Newsweek gave Fareed Zakaria front-page treatment to a very sensible and long-overdue essay on what’s degrading America’s greatness: Fear. And he takes our drooling fear-monger of an ex-Governor to the woodshed:
The presidential campaign could have provided the opportunity for a national discussion of the new world we live in. So far, on the Republican side, it has turned into an exercise in chest-thumping. Whipping up hysteria requires magnifying the foe. The enemy is vast, global and relentless. Giuliani casually lumps together Iran and Al Qaeda. Mitt Romney goes further, banding together all the supposed bad guys. “This is about Shia and Sunni. This is about Hizbullah and Hamas and Al Qaeda and the Muslim Brotherhood,” he recently declared.
But Iran is a Shiite power and actually helped the United States topple the Qaeda-backed Taliban regime in Afghanistan. Qaeda-affiliated radical Sunnis are currently slaughtering Shiites in Iraq, and Iranian-backed Shiite militias are responding by executing and displacing Iraq’s Sunnis. We are repeating one of the central errors of the early cold war — putting together all our potential adversaries rather than dividing them. Mao and Stalin were both nasty. But they were nasties who disliked one another, a fact that could be exploited to the great benefit of the free world. To miss this is not strength. It’s stupidity.

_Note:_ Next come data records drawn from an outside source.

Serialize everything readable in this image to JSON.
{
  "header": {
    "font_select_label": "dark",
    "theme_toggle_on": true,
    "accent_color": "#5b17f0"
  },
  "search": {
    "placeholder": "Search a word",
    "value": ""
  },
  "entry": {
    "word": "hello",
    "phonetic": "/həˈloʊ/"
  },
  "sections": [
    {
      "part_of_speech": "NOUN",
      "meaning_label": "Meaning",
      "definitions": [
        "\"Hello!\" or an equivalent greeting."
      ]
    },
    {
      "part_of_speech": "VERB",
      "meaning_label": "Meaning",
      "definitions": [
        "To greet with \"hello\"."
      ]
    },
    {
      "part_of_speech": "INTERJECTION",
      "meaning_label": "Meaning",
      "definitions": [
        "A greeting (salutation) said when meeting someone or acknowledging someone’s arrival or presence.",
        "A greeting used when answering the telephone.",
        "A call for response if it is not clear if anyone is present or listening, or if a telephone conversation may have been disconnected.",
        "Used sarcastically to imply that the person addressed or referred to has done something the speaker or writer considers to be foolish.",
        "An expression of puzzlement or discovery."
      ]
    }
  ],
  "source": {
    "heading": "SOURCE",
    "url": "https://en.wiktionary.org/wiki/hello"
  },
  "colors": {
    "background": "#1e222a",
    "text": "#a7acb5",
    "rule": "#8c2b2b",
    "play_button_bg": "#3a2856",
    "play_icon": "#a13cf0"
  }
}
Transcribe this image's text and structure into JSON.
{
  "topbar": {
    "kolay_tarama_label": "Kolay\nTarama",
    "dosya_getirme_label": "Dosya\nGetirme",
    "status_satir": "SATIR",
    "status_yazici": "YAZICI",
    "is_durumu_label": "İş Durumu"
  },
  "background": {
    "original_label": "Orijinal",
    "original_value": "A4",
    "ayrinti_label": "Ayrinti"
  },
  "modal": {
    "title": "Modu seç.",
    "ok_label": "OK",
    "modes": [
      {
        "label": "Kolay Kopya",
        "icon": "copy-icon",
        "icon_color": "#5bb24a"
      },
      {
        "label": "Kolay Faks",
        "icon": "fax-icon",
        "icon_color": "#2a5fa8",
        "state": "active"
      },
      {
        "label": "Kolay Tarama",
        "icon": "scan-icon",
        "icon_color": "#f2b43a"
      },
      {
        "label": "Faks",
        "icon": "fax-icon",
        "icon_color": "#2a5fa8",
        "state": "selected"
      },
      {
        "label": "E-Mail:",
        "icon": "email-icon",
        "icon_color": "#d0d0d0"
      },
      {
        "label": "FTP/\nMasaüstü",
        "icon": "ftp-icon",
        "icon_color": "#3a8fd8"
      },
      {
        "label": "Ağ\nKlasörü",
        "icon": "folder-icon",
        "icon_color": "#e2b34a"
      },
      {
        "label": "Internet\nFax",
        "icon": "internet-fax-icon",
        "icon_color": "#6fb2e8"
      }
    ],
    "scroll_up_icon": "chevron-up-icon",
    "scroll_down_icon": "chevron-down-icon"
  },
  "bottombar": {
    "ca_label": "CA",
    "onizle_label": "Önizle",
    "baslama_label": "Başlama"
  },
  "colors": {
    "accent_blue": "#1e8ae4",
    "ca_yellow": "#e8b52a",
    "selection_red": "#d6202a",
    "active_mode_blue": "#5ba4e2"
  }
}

I have to imagine the voting public would like to hear a strong, courageous, positive alternative to the fear-drenched hysteria of BushCo and its heirs. And that means calling fear-mongering just what it is. Call it by its name, and ask why we can’t do any better than this. Ask why our leaders are so quick to consent to being terrorized.
Edwards has come along somewhat in rejecting the “war on terror” trope; I look forward to the other candidates following suit.